**WORK ITEM:**
Return every record exactly. Omit nothing.

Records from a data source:
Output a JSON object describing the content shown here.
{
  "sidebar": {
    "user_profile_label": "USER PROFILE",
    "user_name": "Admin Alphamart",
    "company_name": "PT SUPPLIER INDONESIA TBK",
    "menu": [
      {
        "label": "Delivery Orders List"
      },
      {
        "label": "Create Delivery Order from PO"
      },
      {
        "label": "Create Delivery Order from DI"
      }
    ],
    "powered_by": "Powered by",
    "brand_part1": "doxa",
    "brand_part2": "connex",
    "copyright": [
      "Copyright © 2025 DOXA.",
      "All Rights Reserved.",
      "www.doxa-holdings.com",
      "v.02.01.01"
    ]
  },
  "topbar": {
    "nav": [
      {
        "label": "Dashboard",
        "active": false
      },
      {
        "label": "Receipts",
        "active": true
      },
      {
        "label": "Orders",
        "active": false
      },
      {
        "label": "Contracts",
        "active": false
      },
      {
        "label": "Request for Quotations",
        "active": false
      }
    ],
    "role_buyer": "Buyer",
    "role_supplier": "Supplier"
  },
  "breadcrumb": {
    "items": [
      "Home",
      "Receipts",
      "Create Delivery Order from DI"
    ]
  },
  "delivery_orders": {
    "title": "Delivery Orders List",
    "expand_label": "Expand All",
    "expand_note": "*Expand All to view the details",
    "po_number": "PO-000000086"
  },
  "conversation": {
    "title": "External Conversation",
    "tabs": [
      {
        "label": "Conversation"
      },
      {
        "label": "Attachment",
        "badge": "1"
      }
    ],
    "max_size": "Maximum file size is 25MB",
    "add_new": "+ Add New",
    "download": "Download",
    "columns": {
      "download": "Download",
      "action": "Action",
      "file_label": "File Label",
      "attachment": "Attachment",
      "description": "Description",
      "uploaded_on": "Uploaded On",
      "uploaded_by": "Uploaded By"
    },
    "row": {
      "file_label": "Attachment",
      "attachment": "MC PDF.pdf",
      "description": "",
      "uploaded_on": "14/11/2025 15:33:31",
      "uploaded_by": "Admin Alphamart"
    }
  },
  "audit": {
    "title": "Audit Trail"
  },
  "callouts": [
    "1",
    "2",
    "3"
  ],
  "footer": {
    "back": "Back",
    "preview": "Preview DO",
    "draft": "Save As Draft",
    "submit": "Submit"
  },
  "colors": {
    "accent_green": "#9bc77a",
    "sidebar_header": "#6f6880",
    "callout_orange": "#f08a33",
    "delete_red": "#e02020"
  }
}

**YOUR RESPONSE:**
Output a JSON object describing the content shown here.
{
  "sidebar": {
    "user_profile_label": "USER PROFILE",
    "user_name": "Admin Alphamart",
    "company_name": "PT SUPPLIER INDONESIA TBK",
    "menu": [
      {
        "label": "Delivery Orders List"
      },
      {
        "label": "Create Delivery Order from PO"
      },
      {
        "label": "Create Delivery Order from DI"
      }
    ],
    "powered_by": "Powered by",
    "brand_part1": "doxa",
    "brand_part2": "connex",
    "copyright": [
      "Copyright © 2025 DOXA.",
      "All Rights Reserved.",
      "www.doxa-holdings.com",
      "v.02.01.01"
    ]
  },
  "topbar": {
    "nav": [
      {
        "label": "Dashboard",
        "active": false
      },
      {
        "label": "Receipts",
        "active": true
      },
      {
        "label": "Orders",
        "active": false
      },
      {
        "label": "Contracts",
        "active": false
      },
      {
        "label": "Request for Quotations",
        "active": false
      }
    ],
    "role_buyer": "Buyer",
    "role_supplier": "Supplier"
  },
  "breadcrumb": {
    "items": [
      "Home",
      "Receipts",
      "Create Delivery Order from DI"
    ]
  },
  "delivery_orders": {
    "title": "Delivery Orders List",
    "expand_label": "Expand All",
    "expand_note": "*Expand All to view the details",
    "po_number": "PO-000000086"
  },
  "conversation": {
    "title": "External Conversation",
    "tabs": [
      {
        "label": "Conversation"
      },
      {
        "label": "Attachment",
        "badge": "1"
      }
    ],
    "max_size": "Maximum file size is 25MB",
    "add_new": "+ Add New",
    "download": "Download",
    "columns": {
      "download": "Download",
      "action": "Action",
      "file_label": "File Label",
      "attachment": "Attachment",
      "description": "Description",
      "uploaded_on": "Uploaded On",
      "uploaded_by": "Uploaded By"
    },
    "row": {
      "file_label": "Attachment",
      "attachment": "MC PDF.pdf",
      "description": "",
      "uploaded_on": "14/11/2025 15:33:31",
      "uploaded_by": "Admin Alphamart"
    }
  },
  "audit": {
    "title": "Audit Trail"
  },
  "callouts": [
    "1",
    "2",
    "3"
  ],
  "footer": {
    "back": "Back",
    "preview": "Preview DO",
    "draft": "Save As Draft",
    "submit": "Submit"
  },
  "colors": {
    "accent_green": "#9bc77a",
    "sidebar_header": "#6f6880",
    "callout_orange": "#f08a33",
    "delete_red": "#e02020"
  }
}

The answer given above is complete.